### Records to process:
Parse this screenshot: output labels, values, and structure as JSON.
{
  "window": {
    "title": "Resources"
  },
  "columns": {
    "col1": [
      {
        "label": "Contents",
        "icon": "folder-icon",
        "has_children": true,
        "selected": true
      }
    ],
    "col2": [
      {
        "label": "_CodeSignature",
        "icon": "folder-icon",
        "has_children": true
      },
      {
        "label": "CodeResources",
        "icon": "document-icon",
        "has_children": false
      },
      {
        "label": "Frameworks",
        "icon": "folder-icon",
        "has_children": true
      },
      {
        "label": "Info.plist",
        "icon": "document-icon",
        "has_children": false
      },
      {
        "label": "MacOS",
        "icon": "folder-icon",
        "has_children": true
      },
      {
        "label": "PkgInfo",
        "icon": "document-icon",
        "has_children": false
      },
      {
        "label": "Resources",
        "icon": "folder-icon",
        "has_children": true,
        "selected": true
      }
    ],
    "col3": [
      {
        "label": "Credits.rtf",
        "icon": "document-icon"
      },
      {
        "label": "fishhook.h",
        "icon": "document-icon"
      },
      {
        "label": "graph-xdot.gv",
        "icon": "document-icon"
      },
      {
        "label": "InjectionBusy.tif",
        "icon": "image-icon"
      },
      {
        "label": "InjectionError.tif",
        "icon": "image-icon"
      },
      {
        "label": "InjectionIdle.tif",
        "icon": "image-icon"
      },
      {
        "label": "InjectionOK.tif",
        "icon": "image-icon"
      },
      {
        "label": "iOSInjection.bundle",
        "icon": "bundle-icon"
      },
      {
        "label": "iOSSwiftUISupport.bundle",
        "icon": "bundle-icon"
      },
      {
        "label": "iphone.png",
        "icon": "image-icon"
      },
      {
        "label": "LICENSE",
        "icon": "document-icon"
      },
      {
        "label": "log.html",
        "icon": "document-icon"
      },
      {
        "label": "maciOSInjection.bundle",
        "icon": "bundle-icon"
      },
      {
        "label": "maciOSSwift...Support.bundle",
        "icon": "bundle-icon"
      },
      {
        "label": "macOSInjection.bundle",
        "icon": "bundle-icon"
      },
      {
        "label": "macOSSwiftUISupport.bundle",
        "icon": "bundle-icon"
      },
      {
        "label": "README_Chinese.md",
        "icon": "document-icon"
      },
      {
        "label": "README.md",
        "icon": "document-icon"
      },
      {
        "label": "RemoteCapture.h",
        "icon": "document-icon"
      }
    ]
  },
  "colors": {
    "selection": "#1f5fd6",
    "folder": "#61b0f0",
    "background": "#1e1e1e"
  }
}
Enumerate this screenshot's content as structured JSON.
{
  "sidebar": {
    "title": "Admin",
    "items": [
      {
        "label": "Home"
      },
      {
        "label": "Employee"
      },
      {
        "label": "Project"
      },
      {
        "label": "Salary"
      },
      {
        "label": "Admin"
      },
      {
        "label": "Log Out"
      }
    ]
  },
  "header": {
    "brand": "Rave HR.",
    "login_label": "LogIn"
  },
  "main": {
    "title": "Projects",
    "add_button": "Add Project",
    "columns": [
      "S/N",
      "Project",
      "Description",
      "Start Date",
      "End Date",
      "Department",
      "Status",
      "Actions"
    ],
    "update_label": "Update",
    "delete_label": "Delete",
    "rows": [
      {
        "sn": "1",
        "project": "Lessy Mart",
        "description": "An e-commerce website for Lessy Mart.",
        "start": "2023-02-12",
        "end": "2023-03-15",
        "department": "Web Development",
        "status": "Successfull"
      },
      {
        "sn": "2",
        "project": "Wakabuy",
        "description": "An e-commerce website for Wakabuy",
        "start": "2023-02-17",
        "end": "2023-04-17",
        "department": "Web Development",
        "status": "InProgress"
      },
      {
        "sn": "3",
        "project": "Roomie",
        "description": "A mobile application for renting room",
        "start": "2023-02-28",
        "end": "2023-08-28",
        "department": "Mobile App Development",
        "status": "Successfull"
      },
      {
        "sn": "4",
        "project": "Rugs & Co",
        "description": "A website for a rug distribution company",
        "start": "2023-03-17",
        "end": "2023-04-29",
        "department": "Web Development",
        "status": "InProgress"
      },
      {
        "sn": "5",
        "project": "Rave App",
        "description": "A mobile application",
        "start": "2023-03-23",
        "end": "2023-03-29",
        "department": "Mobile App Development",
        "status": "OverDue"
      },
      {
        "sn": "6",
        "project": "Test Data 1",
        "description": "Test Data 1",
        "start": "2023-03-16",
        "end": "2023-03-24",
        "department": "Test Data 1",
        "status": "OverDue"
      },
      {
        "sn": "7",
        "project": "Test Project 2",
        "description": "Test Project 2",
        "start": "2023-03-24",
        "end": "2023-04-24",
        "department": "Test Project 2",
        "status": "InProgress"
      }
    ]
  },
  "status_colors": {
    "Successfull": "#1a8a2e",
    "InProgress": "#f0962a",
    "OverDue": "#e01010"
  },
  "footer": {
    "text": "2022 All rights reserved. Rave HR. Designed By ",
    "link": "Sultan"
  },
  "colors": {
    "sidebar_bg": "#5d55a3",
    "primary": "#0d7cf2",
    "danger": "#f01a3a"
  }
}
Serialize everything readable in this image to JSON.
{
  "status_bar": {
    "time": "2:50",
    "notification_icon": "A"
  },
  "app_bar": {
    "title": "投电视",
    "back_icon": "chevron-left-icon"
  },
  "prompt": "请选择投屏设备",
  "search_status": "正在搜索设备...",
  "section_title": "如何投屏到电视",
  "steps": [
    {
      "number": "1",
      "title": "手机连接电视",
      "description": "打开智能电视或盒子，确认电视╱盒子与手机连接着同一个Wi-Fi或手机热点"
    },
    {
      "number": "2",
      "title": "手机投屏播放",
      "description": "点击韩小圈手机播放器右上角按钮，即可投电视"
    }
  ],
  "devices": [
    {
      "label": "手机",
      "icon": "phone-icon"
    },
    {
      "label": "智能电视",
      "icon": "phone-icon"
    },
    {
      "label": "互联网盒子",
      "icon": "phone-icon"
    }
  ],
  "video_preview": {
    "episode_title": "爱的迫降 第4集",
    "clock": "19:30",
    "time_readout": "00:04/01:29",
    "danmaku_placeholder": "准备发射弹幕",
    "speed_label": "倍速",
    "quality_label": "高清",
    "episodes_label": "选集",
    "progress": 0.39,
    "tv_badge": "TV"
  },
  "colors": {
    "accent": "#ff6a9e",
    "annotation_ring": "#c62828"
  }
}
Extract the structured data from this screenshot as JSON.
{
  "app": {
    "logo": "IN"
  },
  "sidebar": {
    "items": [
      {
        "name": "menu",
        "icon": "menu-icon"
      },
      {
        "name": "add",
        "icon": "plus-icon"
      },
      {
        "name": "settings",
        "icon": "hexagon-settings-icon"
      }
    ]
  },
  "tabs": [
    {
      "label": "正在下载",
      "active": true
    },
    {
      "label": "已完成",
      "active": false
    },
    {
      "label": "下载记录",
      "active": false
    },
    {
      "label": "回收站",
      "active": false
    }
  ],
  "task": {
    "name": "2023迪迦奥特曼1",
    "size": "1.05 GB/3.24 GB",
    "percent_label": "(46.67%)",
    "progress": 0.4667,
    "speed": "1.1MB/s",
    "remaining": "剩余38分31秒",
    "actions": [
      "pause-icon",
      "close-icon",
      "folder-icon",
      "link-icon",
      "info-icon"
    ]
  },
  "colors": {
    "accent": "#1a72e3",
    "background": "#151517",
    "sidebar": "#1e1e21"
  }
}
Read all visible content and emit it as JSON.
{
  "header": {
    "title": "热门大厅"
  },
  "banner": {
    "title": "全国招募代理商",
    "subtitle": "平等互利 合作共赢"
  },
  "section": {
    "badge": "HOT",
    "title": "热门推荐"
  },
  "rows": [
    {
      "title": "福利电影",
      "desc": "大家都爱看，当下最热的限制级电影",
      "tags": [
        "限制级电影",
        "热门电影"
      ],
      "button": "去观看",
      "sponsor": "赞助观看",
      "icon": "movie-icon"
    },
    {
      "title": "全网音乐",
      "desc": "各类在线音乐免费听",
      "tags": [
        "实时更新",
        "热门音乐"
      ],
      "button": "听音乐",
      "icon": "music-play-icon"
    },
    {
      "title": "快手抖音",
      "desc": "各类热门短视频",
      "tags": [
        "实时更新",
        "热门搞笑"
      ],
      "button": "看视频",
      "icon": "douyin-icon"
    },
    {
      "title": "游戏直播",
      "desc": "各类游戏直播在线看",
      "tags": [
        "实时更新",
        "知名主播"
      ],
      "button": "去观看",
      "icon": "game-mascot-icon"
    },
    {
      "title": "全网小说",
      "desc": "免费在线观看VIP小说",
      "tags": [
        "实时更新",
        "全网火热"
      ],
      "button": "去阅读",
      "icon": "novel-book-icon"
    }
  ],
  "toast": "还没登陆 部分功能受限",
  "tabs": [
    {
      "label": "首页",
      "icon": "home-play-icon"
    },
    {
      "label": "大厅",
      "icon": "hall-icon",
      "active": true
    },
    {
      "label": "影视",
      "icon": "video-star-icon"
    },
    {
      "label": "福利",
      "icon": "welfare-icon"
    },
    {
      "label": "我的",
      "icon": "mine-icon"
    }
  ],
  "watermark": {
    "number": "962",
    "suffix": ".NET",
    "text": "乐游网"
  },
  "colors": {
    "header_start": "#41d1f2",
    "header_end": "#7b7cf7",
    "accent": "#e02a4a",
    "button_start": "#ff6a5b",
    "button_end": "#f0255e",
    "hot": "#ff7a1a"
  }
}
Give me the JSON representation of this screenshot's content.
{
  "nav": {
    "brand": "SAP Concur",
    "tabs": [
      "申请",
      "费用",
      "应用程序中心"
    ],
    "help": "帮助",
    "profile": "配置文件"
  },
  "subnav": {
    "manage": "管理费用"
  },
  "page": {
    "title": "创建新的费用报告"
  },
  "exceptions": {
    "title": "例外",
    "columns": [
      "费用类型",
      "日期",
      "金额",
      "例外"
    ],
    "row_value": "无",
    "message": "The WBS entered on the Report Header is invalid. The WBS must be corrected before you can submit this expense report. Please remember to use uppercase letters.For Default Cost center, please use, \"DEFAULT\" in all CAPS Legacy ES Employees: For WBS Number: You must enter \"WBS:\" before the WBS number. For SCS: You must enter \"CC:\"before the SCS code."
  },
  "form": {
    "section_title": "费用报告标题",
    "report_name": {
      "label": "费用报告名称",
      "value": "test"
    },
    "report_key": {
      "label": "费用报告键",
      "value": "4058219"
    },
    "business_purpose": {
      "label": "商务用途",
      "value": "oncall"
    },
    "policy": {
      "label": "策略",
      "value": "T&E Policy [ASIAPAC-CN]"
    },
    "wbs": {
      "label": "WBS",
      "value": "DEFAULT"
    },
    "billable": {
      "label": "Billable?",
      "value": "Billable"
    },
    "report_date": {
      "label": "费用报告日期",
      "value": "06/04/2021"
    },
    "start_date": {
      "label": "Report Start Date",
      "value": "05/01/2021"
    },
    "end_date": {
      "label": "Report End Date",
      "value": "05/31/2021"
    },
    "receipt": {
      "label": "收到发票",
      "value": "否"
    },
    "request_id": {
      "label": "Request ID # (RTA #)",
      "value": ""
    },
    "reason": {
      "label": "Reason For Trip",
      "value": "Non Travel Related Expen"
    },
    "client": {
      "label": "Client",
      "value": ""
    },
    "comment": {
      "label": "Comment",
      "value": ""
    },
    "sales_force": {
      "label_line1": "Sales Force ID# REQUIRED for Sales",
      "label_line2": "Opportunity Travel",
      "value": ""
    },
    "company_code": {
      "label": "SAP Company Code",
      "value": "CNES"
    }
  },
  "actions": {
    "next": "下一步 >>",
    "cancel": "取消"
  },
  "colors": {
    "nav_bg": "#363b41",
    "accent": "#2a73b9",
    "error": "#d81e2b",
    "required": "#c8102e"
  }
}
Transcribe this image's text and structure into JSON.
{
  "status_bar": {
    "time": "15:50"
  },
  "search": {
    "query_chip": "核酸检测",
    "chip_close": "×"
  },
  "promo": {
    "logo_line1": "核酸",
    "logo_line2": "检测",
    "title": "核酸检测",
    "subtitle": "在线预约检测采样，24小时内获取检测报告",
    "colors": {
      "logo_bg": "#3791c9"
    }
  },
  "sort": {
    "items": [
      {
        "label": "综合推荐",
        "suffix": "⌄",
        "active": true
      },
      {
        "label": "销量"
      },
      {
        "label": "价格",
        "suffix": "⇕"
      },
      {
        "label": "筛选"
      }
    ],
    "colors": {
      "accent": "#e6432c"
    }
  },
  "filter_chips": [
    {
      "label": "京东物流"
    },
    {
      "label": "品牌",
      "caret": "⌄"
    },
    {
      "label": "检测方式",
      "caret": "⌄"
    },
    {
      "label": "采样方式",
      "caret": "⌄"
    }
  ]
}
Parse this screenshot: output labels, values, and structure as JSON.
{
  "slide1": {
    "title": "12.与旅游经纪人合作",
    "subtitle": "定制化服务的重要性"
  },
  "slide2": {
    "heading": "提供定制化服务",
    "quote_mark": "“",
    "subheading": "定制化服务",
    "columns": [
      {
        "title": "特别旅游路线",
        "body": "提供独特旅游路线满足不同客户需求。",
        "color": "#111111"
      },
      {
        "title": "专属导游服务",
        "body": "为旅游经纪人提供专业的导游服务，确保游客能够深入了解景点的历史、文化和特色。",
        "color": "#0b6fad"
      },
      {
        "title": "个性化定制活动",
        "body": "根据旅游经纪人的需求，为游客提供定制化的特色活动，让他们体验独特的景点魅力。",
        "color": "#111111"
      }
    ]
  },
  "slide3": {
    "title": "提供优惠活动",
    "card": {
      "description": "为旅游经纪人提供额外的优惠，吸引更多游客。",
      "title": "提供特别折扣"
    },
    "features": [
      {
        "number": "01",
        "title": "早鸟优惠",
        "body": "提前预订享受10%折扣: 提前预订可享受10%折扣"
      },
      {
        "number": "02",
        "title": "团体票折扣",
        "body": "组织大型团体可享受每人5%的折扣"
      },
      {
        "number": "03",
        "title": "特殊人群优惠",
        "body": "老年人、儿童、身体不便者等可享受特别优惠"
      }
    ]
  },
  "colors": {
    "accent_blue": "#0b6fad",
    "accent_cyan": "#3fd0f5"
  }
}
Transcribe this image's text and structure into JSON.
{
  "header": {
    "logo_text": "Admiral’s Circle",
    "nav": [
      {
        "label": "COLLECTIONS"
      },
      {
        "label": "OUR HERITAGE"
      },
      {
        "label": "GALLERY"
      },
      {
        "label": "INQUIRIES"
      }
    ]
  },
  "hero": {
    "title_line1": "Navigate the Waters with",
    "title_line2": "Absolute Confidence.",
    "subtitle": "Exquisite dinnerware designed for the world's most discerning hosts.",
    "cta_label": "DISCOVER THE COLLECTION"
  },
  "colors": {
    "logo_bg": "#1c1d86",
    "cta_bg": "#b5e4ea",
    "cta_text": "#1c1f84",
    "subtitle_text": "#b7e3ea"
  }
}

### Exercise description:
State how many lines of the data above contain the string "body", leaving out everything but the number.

### Solution to the problem:
6